| What you should do |
Look through the listing and locate every line containing the word "time"; copy those lines.

| Input material |
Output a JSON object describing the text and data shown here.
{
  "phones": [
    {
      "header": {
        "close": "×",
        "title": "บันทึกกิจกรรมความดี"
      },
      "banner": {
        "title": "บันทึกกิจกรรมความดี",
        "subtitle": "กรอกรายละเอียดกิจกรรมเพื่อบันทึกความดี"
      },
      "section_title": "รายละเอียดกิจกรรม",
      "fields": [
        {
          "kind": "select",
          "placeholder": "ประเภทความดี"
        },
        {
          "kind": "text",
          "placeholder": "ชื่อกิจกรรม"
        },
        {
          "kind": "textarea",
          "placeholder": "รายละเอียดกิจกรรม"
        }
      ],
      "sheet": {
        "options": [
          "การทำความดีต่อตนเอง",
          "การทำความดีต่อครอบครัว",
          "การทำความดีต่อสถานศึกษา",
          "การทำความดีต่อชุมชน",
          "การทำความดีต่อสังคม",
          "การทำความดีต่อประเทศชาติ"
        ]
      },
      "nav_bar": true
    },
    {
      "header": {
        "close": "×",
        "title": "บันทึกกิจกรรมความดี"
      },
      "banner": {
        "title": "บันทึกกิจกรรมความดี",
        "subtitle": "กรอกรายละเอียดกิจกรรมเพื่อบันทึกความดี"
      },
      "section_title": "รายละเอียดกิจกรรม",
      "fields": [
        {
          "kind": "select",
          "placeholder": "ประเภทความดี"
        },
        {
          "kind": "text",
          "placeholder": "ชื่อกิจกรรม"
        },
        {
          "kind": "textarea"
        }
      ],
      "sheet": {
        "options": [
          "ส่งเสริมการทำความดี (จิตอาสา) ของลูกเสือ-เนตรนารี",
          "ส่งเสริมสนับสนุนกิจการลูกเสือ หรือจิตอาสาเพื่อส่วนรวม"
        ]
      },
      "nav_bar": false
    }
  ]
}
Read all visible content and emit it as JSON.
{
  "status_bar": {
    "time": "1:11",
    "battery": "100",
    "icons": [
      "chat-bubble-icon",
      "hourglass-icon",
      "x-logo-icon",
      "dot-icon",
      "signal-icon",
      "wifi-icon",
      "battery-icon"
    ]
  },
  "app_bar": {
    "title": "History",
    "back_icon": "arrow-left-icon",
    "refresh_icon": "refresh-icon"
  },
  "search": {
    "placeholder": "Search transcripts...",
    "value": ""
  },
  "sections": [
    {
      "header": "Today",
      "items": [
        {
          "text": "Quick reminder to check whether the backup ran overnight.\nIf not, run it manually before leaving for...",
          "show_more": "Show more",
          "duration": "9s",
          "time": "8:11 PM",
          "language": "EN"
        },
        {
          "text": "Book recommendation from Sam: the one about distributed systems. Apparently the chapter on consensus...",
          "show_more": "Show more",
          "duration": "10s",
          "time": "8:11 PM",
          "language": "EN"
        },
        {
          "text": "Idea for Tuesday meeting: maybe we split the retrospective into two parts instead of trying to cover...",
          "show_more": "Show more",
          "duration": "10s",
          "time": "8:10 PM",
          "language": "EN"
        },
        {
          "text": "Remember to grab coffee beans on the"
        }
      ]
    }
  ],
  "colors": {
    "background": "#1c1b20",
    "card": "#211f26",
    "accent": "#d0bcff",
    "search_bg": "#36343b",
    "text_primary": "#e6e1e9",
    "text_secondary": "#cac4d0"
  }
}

| Problem solution |
    "time": "1:11",
          "time": "8:11 PM",
          "time": "8:11 PM",
          "time": "8:10 PM",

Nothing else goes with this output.